- Now, we have world’s last population of Indian Wild Ass restricted within their last refuge of Indian desert called Rann of Kachchh.
- Indian Wild Ass is a generalist grazer which predominantly feeds on grasses but during summer when grasses are scanty and dried they used to feed on Prosopis pods and leaves.
- There are three species of wild ass, one in Africa and two in Asia (Equus hemionus and E. kiangs).
- Two species of Asian wild asses are further classified into eight surviving subspecies i.e. five of E. hemionus and three of E. kiangs.
- Ten surviving subspecies of wild asses (eight Asian and two African) are in different stages of endangerment.
- The population trend of Indian wild ass is significant to know the condition of its habitat.
- Indian wild ass is predominantly a grassland species which mainly feeds on grasses.
- To maintain a healthy population we need to ensure its habitat in prosperous condition. It’s a measure which could help us in protecting other grassland species like rodents, small birds, etc. The uniqueness of LRK is surprising to witness during monsoon.
- This is the time when the entire Rann area stays inundated for 2 to 3 months and the highlands inside the vast mud flat terrain become the breeding ground for Indian wild ass.
- And these highlands which are called "beyt" are ecologically very important towards the breeding population of Indian wild ass and migratory birds and many other species which take shelter in those beyts. Thus we can call Indian wild ass as the "Guardian of the Rann".
- Other than the wild ass, the sanctuary is home to 32 other type of mammals including chinkara(Indian gazelle), two types of Desert Fox (Indian and White-footed), Jackals, Caracals, Nilgais (the largest antelope of Asia), Indian Wolves, Blackbucks, and Striped Hyenas.
- The sanctuary is also refugee to some migratory birds like Sandgrouses, Desert Wheatears, Ten Species of Lark, the White-Browed Bulbul, Indian Coursers, Stoneplovers, Shrikes, Ducks, Geese, Ibis, Spoonbills, Godwits, Stints, Sandpipers, Shanks, Moorhens, Saras Cranes, both Indian Flamingoes, and Pelicans.
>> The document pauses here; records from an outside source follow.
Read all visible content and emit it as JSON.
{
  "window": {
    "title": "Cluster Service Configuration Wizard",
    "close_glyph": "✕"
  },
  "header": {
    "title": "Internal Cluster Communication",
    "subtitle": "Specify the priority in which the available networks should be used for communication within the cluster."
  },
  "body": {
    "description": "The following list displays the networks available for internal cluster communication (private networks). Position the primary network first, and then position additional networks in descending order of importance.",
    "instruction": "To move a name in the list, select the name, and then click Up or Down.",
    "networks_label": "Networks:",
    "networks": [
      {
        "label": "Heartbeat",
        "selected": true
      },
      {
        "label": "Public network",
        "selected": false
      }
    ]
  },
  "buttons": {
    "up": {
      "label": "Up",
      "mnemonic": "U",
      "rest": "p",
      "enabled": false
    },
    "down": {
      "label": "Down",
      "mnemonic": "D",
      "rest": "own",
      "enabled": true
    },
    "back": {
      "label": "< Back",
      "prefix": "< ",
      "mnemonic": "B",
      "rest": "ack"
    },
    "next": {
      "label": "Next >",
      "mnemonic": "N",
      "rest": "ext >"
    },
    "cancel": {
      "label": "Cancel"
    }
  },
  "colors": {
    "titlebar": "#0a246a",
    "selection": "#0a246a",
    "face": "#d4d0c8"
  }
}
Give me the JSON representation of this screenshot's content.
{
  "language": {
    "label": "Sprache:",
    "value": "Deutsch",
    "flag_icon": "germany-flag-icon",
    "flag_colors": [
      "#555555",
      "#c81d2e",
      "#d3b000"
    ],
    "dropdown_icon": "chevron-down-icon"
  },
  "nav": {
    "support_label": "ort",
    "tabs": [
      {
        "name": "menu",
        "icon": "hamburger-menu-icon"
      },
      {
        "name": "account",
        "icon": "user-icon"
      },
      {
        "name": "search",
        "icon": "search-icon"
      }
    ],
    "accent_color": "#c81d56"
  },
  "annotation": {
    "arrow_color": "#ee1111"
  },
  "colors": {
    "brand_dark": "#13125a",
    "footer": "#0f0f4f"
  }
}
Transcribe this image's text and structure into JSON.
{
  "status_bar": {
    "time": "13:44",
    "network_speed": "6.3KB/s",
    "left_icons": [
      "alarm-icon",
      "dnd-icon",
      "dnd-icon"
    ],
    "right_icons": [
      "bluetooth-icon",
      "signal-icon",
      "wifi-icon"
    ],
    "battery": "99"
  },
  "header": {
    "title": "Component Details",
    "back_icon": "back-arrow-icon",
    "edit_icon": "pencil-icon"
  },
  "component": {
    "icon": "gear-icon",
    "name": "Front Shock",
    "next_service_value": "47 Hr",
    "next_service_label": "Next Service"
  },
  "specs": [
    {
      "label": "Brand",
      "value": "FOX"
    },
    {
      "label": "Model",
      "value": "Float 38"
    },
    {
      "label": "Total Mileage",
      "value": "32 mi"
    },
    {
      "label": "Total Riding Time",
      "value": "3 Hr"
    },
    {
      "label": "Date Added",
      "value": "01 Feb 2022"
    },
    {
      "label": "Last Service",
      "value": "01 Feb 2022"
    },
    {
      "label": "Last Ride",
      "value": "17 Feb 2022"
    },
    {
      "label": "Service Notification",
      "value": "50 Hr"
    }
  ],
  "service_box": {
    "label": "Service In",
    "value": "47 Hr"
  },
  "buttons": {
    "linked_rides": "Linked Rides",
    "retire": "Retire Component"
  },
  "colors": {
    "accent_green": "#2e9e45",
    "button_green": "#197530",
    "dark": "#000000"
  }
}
Q) Indian Wild Ass is known as the guardians of Rann. Comment. (150 words)